COLARIS® is a genetic test that assesses a person’s risk of developing hereditary colorectal cancer and a woman’s risk of developing hereditary uterine (endometrial) cancer. Using a simple blood test or oral rinse sample, COLARIS® detects disease-causing mutations in the MLH1, MSH2, EPCAM, MSH6, PMS2 and MYH genes that are responsible for the majority of Lynch syndrome and MYH-associated polyposis (MAP) cases.
Myriad has developed a Hereditary Cancer Quiz that patients and physicians can use to help identify potential candidates for genetic testing using COLARIS.
Lynch syndrome, also known as Hereditary Nonpolyposis Colorectal Cancer (HNPCC) syndrome, is the most common of the hereditary colon cancer syndromes and is believed to account for three to five percent of all colorectal cancers. COLARIS® is a genetic test for Lynch syndrome. Knowing the results of the COLARIS® test may help patients and their healthcare professionals take steps to prevent cancer before it has a chance to develop.
MYH-associated polyposis (MAP) is caused by mutations in the MYH gene. Individuals with MAP have mutations in both of their MYH genes (one from each parent, often referred to as “biallelic MYH mutations”). Patients often have no family history of colon cancer or polyps in their parents (although siblings may be affected).1 The MYH gene is an important part of the base excision repair (BER) pathway, which allows for repair of DNA mutations caused by oxidative damage to cells.
The results of the COLARIS®test enable patients and their healthcare professionals to develop individualized medical management plans to significantly reduce the risk of cancer. COLARIS® helps healthcare professionals to:
Once a diagnosis of Lynch syndrome or MAP is confirmed, the following medical management options may help reduce the risk of cancer or detect it at an earlier, more treatable stage:
For more healthcare professional information, please visit MyriadPro.com.
*For medical management references, visit www.myriadpro.com/references NOTE: Any discussion of medical management options is for general informational purposes only and does not constitute a recommendation.

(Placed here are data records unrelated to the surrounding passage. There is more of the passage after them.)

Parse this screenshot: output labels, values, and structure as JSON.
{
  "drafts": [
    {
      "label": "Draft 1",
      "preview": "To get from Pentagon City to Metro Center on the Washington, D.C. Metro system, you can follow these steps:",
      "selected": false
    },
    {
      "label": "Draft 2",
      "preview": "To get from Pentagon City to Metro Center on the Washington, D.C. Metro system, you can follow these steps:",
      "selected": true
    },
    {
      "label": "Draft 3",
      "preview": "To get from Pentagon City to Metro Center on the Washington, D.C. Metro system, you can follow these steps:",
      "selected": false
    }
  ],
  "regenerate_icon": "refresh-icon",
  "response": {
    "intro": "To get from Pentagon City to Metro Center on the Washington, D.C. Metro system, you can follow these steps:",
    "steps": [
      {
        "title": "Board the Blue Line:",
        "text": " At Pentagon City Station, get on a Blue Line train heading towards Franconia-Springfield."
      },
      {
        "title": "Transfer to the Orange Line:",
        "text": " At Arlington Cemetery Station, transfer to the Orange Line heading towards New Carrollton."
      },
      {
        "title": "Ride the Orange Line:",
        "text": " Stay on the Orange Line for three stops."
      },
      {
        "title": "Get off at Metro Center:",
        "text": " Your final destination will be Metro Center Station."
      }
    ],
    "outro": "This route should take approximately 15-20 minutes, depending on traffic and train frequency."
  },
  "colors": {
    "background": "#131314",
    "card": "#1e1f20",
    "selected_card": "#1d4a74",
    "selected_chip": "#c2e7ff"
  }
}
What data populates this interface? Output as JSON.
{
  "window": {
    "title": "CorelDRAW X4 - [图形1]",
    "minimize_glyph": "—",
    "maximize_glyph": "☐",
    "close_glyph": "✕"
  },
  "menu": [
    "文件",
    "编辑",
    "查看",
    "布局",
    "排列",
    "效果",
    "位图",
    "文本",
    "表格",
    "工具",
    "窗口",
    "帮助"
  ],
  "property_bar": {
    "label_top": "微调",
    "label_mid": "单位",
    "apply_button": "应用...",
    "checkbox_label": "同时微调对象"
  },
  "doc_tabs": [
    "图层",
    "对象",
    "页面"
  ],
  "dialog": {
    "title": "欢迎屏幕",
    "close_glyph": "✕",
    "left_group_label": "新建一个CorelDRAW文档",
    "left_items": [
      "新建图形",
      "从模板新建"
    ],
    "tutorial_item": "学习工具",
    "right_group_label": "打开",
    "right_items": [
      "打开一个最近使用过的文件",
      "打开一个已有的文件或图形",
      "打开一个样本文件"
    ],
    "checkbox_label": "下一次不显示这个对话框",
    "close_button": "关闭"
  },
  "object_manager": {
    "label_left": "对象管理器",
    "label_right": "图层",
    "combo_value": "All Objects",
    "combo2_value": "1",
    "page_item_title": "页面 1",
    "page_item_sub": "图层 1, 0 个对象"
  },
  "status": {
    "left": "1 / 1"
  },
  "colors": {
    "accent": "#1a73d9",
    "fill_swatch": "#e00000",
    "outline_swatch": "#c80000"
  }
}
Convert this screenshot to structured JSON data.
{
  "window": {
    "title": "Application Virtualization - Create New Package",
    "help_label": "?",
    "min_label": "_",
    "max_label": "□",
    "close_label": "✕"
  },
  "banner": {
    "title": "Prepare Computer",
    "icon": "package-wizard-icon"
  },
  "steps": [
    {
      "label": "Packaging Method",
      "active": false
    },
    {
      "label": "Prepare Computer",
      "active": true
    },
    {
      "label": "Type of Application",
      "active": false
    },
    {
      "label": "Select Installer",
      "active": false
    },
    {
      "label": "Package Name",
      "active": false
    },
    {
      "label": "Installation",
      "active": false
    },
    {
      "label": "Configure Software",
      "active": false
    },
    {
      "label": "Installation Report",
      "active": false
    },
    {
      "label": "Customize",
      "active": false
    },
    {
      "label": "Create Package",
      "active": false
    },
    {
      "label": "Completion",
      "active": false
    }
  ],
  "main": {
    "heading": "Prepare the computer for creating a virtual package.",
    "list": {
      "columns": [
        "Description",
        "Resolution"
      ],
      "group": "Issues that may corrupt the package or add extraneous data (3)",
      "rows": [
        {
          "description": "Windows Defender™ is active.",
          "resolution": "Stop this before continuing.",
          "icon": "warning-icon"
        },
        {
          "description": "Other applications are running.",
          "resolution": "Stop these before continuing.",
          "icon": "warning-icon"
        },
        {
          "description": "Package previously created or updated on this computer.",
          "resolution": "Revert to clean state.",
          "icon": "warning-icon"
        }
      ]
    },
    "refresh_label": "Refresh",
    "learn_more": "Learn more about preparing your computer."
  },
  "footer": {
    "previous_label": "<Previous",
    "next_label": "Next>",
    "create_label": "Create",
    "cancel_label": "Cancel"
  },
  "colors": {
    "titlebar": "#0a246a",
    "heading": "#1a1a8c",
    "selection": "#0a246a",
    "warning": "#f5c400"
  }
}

While genetic testing and medical society guidelines provide important and useful information, medical management decisions should be made based on consultation between each patient and his or her healthcare professional.